2. When additional reading is required to cover material not covered in class. For example, when working through a science chapter with your child, the explanation of a certain concept takes longer than anticipated, leading you to have to end class without finishing the chapter; you ask your child to finish reading the chapter on his own and be ready to discuss it the following day.
3. When the class structure requires regular outside reading. For example, a literature class where the class time is based around lectures delivered on texts the student is expected to read on his or her own time.
4. When preparing for a class project or presentation. For example, a history student working on a poster project for an oral presentation, or researching/writing a term paper.
You may have noticed, each of these examples reflect a scenario where homework is necessary. One reason it is not necessary is “because a class should have homework.” You should not assign homework just because you feel like a class ought to have it. Assign homework with a purpose, to reinforce a specific skill or impart specific information; do not assign it merely for the sake of “having homework.” It is perfectly acceptable for certain classes to not have regular homework if the demands of the course do not require it. If you are using an unschooling model, you may not assign any homework at all.

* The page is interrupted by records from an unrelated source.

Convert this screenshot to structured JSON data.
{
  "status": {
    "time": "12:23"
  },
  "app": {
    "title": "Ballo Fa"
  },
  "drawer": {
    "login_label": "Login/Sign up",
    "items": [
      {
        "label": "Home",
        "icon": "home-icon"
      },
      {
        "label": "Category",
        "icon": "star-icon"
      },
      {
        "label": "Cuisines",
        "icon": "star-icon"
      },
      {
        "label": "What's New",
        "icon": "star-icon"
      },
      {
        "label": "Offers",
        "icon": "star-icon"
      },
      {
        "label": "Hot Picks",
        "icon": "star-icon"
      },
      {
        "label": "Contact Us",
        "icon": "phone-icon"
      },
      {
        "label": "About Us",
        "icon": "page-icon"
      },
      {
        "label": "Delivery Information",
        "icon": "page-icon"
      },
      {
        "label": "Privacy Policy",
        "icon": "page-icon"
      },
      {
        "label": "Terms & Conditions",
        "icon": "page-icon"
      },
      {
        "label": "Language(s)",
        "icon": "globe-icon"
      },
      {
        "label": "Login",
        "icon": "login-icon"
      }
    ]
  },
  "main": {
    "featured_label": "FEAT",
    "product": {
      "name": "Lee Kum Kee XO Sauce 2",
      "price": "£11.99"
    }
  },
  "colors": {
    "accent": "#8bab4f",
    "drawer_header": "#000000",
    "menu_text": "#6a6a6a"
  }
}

Assigning homework is always going to be subject to a host of variables, but hopefully this has helped take some of the guesswork out of it.